Third: Look at these portraits of Samuel and Abigail Gardiner. Wealthy Bostonians, such as the Boylstons, could afford to hire Copley to paint their portraits. Less affluent families, such as the Gardiners, often lived outside the cosmopolitan port cities, but still wished to use visual objects as a statement about their identity and therefore turned to other artists. In 1763, Samuel Gardiner, a New London, Connecticut, merchant, hired William Johnston, an itinerant rural artist, to paint his and his wife’s portraits. New London was smaller than Boston in the 1760s and its merchants did not have the great wealth of their Boston counterparts. Still, they wanted to stand out from their peers.

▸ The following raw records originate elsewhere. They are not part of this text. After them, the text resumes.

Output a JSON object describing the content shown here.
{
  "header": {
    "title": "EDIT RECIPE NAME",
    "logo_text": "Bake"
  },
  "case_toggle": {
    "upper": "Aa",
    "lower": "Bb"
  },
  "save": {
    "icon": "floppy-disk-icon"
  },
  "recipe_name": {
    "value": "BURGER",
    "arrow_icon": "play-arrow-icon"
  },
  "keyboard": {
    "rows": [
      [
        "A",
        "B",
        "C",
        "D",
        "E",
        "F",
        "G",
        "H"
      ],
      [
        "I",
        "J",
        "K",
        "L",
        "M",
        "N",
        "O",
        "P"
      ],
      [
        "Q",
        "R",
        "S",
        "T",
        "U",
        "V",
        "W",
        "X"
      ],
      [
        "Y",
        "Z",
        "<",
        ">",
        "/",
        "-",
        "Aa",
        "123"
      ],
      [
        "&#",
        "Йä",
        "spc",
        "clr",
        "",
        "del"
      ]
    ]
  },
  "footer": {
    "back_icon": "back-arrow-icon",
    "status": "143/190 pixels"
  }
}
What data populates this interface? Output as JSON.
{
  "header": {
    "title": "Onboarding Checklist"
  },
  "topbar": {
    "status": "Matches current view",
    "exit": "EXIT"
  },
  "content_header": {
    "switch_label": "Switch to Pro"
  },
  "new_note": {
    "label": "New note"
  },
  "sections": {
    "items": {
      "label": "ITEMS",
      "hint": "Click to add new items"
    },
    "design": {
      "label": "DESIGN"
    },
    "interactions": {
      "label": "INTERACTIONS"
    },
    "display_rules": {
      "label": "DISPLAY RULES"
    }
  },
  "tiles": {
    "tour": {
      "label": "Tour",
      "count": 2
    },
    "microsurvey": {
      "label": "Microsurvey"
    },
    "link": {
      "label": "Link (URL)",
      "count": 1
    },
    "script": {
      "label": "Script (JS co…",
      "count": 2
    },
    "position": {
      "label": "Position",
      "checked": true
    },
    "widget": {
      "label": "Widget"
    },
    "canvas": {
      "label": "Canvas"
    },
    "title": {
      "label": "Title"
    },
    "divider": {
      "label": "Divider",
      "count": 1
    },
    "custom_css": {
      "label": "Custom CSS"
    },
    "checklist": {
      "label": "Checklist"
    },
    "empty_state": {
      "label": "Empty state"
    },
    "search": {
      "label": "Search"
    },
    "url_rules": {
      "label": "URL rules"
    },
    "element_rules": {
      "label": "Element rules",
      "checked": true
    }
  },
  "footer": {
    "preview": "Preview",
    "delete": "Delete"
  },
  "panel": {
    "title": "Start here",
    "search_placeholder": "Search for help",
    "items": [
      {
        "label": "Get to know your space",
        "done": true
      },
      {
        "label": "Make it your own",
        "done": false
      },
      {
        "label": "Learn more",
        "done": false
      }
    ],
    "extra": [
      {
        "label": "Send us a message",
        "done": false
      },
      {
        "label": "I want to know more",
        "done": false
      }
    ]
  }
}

Fourth: Compare the Gardiner portraits with the Boylston portraits. How are the Gardiners’ portraits different from the Boylstons’? What might New London viewers think when they saw these portraits? What do you think the Gardiners expected from their commission of William Johnston?
Fifth: Review your notes about the Rebecca Boylston portrait above, and think about how the painters (Copley and Johnson) and their clients (the Boylstons and Gardiners) went about making a statement about social identity (their status in colonial society) as well as their identity as colonial Americans (as distinct from people living in England). Write 2-3 paragraphs about one of the paintings considering the following: How were material objects used? What did client and sitter wish to accomplish through the portrait? Why? How did they go about constructing that image visually? How might such portraits help us think about historical processes such as the consumer revolution?